RBA Hiking Cycle Remains Unchanged Despite Inflation Warning

RBA Hiking Cycle Remains Unchanged Despite Inflation Warning
Emma Lawson, Fixed Interest Strategist – Macroeconomics in the Janus Henderson Australian Fixed Interest team, provides her Australian economic analysis and market outlook.

Market Review

May was a tale of two halves, backed by the fortunes of inflation and central bank expectations. The Australian bond market, as measured by the Bloomberg AusBond Composite 0+ Yr Index, rose 0.39%.

The two-tone month for yields was indicative of the conflicting pressures and uncertainty surrounding the central bank outlook for the rest of the year. The RBA should commence easing in late 2024 with the risks balanced.

Bond markets rallied over the first half of May, giving most of it back through the second. This was due to continued evolution of central bank easing cycle expectations, and inflation outcomes. Australian three-year government bond yields ended the month one basis point (bp) higher at 4.05%, while 10-year government bond yields were 1bp lower at 4.41%. Against the current cash target rate of 4.35%, three-month bank bills ended 6bps lower at 4.35%. Six-month bank bill yields ended 10bps lower at 4.60%.​

The two-tone month for yields was indicative of the conflicting pressures and uncertainty surrounding the central bank outlook for the rest of the year. Australia is caught up in the global trends, and mirrors many of the themes. The G10 central bank easing cycle is underway, with the Riksbank joining the Swiss in easing and the European Central Bank (ECB) making strong comments about a June easing. Early month inflation prints, including in the US, were manageable. This all went well, until a swath of stronger than expected purchasing manager indices (PMIs), pointing to stronger economic growth ahead in the larger economies. This triggered the lift in yields into month end. The push and pull between growth and inflation continues to muddy the outlook for central banks, making a comprehensive easing cycle harder for markets to see in the very near term.​

This too remains the case for Australia. The Reserve Bank of Australia (RBA) kept interest rates unchanged in May, and while they continue to be data dependent, warned on inflation risks. Local economic growth indicators continue to soften but with inflation remaining persistent, the immediate environment is one of waiting and seeing. Consumer sentiment is very weak and raises questions about the ability for households to comprehensively rebound in H2. Meanwhile, current household spending remains moribund. The unemployment rate ticked higher, and the construction sector was weaker than expected. On the positive side, current capital expenditure is solid, and there is a lift in housing finance. The Federal Budget does point to some fiscal easing later in the year, which may be supportive. Overall, the RBA continues to note the difficult balancing act the current economic conditions provide. The bar appears high for further hikes, but they are able to delay easing until late in the year or beyond.​

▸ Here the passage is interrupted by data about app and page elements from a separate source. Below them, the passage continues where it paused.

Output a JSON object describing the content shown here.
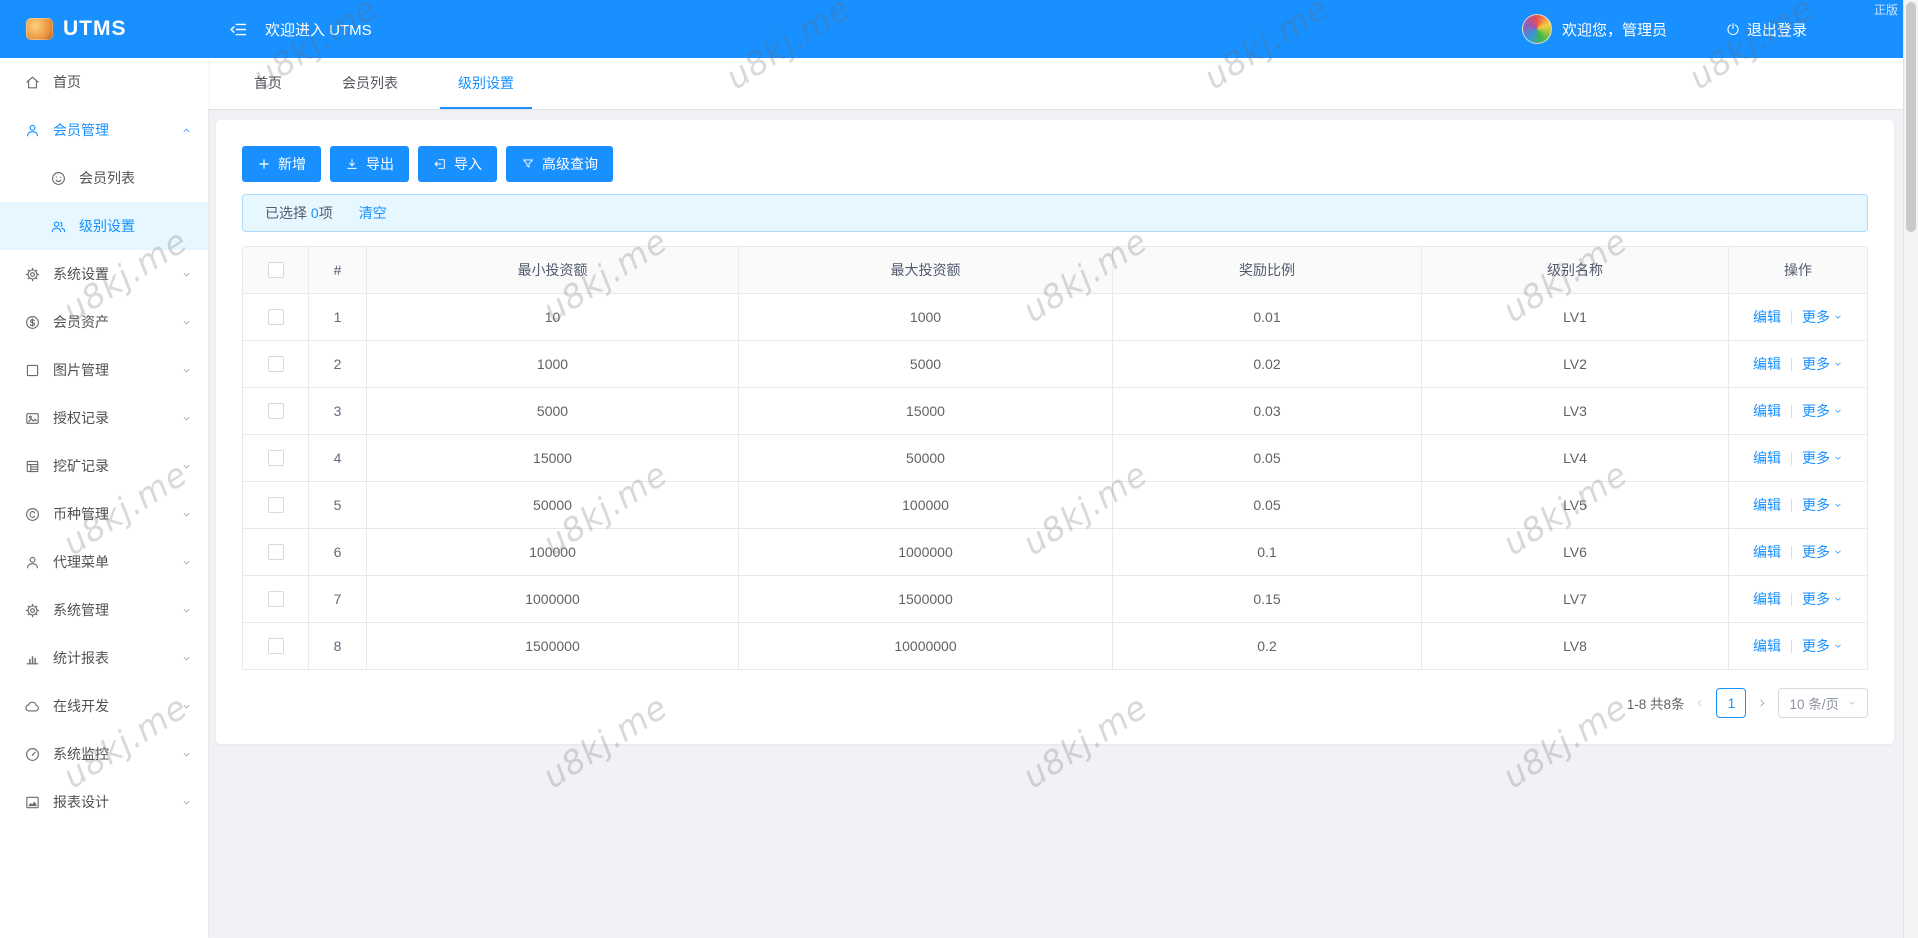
{
  "colors": {
    "accent": "#1890ff",
    "header_bg": "#1890ff",
    "selected_bg": "#e6f7ff",
    "alert_bg": "#e6f7ff"
  },
  "watermark": {
    "text": "u8kj.me",
    "corner_text": "正版"
  },
  "header": {
    "logo_text": "UTMS",
    "welcome": "欢迎进入 UTMS",
    "user_greeting": "欢迎您，管理员",
    "logout": "退出登录"
  },
  "sidebar": {
    "items": [
      {
        "label": "首页",
        "icon": "home-icon",
        "level": 1
      },
      {
        "label": "会员管理",
        "icon": "user-icon",
        "level": 1,
        "active": true,
        "chevron": "up"
      },
      {
        "label": "会员列表",
        "icon": "smile-icon",
        "level": 2
      },
      {
        "label": "级别设置",
        "icon": "team-icon",
        "level": 2,
        "selected": true
      },
      {
        "label": "系统设置",
        "icon": "gear-icon",
        "level": 1,
        "chevron": "down"
      },
      {
        "label": "会员资产",
        "icon": "dollar-icon",
        "level": 1,
        "chevron": "down"
      },
      {
        "label": "图片管理",
        "icon": "square-icon",
        "level": 1,
        "chevron": "down"
      },
      {
        "label": "授权记录",
        "icon": "picture-icon",
        "level": 1,
        "chevron": "down"
      },
      {
        "label": "挖矿记录",
        "icon": "grid-icon",
        "level": 1,
        "chevron": "down"
      },
      {
        "label": "币种管理",
        "icon": "copyright-icon",
        "level": 1,
        "chevron": "down"
      },
      {
        "label": "代理菜单",
        "icon": "agent-user-icon",
        "level": 1,
        "chevron": "down"
      },
      {
        "label": "系统管理",
        "icon": "gear-icon",
        "level": 1,
        "chevron": "down"
      },
      {
        "label": "统计报表",
        "icon": "bar-chart-icon",
        "level": 1,
        "chevron": "down"
      },
      {
        "label": "在线开发",
        "icon": "cloud-icon",
        "level": 1,
        "chevron": "down"
      },
      {
        "label": "系统监控",
        "icon": "gauge-icon",
        "level": 1,
        "chevron": "down"
      },
      {
        "label": "报表设计",
        "icon": "area-chart-icon",
        "level": 1,
        "chevron": "down"
      }
    ]
  },
  "tabs": [
    {
      "label": "首页",
      "active": false
    },
    {
      "label": "会员列表",
      "active": false
    },
    {
      "label": "级别设置",
      "active": true
    }
  ],
  "toolbar": {
    "buttons": [
      {
        "label": "新增",
        "icon": "plus-icon",
        "name": "add-button"
      },
      {
        "label": "导出",
        "icon": "download-icon",
        "name": "export-button"
      },
      {
        "label": "导入",
        "icon": "import-icon",
        "name": "import-button"
      },
      {
        "label": "高级查询",
        "icon": "filter-icon",
        "name": "advanced-query-button"
      }
    ]
  },
  "selection_bar": {
    "prefix": "已选择",
    "count": "0",
    "suffix": "项",
    "clear": "清空"
  },
  "table": {
    "columns": [
      "#",
      "最小投资额",
      "最大投资额",
      "奖励比例",
      "级别名称",
      "操作"
    ],
    "rows": [
      {
        "index": "1",
        "min": "10",
        "max": "1000",
        "ratio": "0.01",
        "level": "LV1"
      },
      {
        "index": "2",
        "min": "1000",
        "max": "5000",
        "ratio": "0.02",
        "level": "LV2"
      },
      {
        "index": "3",
        "min": "5000",
        "max": "15000",
        "ratio": "0.03",
        "level": "LV3"
      },
      {
        "index": "4",
        "min": "15000",
        "max": "50000",
        "ratio": "0.05",
        "level": "LV4"
      },
      {
        "index": "5",
        "min": "50000",
        "max": "100000",
        "ratio": "0.05",
        "level": "LV5"
      },
      {
        "index": "6",
        "min": "100000",
        "max": "1000000",
        "ratio": "0.1",
        "level": "LV6"
      },
      {
        "index": "7",
        "min": "1000000",
        "max": "1500000",
        "ratio": "0.15",
        "level": "LV7"
      },
      {
        "index": "8",
        "min": "1500000",
        "max": "10000000",
        "ratio": "0.2",
        "level": "LV8"
      }
    ],
    "actions": {
      "edit": "编辑",
      "more": "更多"
    }
  },
  "pagination": {
    "total": "1-8 共8条",
    "page": "1",
    "page_size": "10 条/页"
  }
}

Global credit markets benefited from benign conditions primarily centred around soft-landing expectations in the US. Issuers took full advantage of the attractive funding environment to front-load primary issuance ahead of the Northern Hemisphere summer break and the peak of the US election cycle later in the year. Domestic primary markets took the same theme, and a range of financial and non-financial corporates issued bonds at attractive yields. The securitisation market was likewise highly active across the bank and non-bank sectors.​

The Australian iTraxx Index ended 9bps tighter at 66bps, while the Australian fixed and floating credit indices returned +0.70% and +0.50% respectively.

​Also read: Outlook for Government Bonds In Emerging Markets

Market outlook

The Australian economy is slowing gently, and while no recession is forecast, the pressure of higher interest rates is expected to continue to broaden out across sectors of the economy. While households should be able to stabilise through year end, we see softening of the investment outlook and continued below trend economic growth into 2025. Under these conditions, the labour market should weaken, and inflation move slowly back to target.​

Our base case is for the RBA to remain on hold at current rates before commencing an easing cycle late 2024. We price a more modest than historically average easing cycle, of around 175bps, spread over an extended period. There are a myriad of risks to the base case at this stage, with the high case of no easing until 2025, and a slow cycle through to 2026, and the low case of a modestly earlier commencement, which finishes with slightly more easing over the whole cycle. Both are possible given the current set of uncertainties.​

We see the near-term pricing of minimal easing through 2026, as underestimating the risks to the economy after a long period of policy tightness. We currently consider the Australian yield curve as under-valued at points in the curve. We hold a long duration position and look to add to it on any worsening of the economic outlook.​

Our credit strategy remains skewed towards high-quality, investment grade issuers with resilient business models, solid earnings power and conservative balance sheets. Conversely, we are avoiding SME, lower quality and leveraged sectors, where default stress is increasing. While we acknowledge that credit spreads in general are tight, all-in yields particularly in low/no default-risk Investment Grade credit remain highly attractive. We continue to actively and selectively take advantage of these yields in highly-rated corporate bonds and structured credit, particularly in the primary markets where transactions have come with new issue concessions.

Views as at 31 May 2024.